Where Is a Car’s VIN Number and Why It Matters



Your DNA can tell someone a lot about you. A VIN number, or Vehicle Identification Number, can do the same thing for your car.
A vehicle identification number is a unique code which is given to a vehicle by its manufacturer in order to differentiate it from all other vehicles on the road. This code contains letters and numbers that represent information about your vehicle, such as where it was built and what type of vehicle it is. Each VIN is unique to each car, and no two are exactly the same.

VIN numbers have been required on American vehicles since 1954, but beginning in 1981, the National Highway Traffic Safety Administration began requiring that all vehicle identification numbers follow the same 17-character formula.

Why is a VIN number important?
These vehicle identification numbers are important, especially for used car buyers, because they can be used to check a vehicle history report, which includes information about whether the vehicle was in an accident or stolen, if it has been in a flood or deemed a “salvage vehicle,” along with other relevant information about a car’s past that may not be obvious from a visual inspection.


Where is the VIN number on a car?

Your vehicle’s VIN number will be noted on many different components of your vehicle, and in many different places…not all of them entirely obvious. For instance, VIN numbers can be found stamped onto your car’s chassis and within the engine bay.

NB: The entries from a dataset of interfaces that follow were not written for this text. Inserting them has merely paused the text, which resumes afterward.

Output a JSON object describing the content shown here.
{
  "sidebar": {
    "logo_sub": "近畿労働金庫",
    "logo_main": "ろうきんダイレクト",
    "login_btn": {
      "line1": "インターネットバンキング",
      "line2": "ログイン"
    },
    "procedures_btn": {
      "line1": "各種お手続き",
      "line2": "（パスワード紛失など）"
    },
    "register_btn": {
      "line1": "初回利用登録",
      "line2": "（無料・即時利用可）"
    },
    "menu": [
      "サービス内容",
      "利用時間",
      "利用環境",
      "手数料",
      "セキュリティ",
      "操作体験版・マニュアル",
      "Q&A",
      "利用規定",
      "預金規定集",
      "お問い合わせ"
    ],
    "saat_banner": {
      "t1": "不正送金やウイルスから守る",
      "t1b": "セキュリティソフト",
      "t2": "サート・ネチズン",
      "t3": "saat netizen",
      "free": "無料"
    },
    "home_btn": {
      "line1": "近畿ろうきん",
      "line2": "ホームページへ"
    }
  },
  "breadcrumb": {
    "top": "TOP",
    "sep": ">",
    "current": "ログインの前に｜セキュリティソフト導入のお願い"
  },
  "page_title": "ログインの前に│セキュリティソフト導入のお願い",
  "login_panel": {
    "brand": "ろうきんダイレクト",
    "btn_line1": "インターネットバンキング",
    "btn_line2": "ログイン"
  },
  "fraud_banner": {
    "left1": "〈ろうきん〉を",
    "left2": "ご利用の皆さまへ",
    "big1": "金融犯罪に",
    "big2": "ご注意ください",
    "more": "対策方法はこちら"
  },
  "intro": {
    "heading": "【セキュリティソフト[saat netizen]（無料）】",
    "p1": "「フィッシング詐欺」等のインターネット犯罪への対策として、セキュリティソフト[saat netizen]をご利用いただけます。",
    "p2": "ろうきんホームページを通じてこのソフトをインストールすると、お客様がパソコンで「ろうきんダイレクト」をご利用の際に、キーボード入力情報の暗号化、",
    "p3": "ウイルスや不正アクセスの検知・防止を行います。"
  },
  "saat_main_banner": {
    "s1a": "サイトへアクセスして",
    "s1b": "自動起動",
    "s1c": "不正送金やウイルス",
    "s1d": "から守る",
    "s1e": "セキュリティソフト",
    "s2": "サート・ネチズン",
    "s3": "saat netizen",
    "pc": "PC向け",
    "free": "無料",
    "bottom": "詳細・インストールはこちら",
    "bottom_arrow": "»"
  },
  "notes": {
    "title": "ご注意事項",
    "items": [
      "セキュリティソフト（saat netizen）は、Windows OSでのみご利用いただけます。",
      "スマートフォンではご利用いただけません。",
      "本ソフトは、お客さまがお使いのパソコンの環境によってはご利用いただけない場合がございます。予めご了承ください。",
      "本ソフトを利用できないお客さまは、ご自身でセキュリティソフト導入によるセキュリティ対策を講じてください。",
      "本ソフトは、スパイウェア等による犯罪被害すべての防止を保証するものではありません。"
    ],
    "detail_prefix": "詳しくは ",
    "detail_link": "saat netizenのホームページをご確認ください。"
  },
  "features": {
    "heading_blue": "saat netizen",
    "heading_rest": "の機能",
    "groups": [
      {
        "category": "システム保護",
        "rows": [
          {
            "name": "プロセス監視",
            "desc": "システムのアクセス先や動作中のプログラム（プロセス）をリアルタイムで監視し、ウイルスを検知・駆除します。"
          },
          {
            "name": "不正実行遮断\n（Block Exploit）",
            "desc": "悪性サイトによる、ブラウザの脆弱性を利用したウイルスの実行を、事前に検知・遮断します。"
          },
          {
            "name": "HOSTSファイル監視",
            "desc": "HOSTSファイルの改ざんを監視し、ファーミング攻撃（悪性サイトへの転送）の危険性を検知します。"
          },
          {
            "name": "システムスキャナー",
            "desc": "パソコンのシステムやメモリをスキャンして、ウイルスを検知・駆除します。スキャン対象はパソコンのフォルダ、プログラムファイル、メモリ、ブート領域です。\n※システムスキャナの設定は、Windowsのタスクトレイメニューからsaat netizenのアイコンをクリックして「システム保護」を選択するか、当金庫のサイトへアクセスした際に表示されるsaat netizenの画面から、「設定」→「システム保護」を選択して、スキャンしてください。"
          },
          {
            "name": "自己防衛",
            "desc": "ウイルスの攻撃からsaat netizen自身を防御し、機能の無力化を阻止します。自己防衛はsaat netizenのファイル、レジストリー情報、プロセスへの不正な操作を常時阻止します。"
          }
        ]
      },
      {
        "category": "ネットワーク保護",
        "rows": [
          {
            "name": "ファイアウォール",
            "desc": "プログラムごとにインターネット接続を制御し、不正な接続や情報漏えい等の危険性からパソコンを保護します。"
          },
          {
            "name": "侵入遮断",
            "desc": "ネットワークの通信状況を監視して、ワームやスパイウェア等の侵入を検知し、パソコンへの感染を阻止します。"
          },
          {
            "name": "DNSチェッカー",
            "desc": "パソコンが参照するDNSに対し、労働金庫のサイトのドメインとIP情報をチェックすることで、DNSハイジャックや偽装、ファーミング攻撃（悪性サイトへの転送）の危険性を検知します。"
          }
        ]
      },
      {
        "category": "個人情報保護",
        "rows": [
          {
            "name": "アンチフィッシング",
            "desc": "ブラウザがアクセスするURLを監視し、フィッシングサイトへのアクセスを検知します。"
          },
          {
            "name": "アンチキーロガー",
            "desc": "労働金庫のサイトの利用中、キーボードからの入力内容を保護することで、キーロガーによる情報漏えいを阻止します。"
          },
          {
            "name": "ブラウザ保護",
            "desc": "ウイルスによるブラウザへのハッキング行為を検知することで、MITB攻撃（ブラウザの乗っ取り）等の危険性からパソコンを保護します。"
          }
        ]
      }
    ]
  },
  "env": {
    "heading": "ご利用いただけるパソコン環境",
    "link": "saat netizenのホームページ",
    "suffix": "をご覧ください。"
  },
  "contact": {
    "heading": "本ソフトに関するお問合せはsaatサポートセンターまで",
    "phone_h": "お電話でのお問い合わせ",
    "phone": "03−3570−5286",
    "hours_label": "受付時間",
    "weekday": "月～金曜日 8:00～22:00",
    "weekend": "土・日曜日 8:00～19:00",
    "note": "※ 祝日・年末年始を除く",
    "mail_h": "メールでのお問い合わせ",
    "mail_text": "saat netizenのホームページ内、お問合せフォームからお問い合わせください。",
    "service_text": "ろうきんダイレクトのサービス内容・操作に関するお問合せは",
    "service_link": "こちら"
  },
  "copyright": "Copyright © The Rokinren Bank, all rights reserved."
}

The three easiest spots to find your VIN number are as follows:
-Attached to the dashboard beneath the driver’s side corner of your windshield.

-On the driver’s side door, underneath the latch.

-On the driver’s side door jamb.

VIN placement varies between models and brands, but one of those locations should reveal your vehicle identification number. For current car owners, this number will also be listed on your vehicle’s title and registration documentation, as well as on your vehicle’s insurance paperwork.

If you’re buying a used car, make sure to find the vehicle identification number and use it to run a vehicle history report. The VIN check can help you detect serious issues with a car and make a better informed buying decision. Are the Steps.

Photo Credit: Honda, U.S. Department of Transportation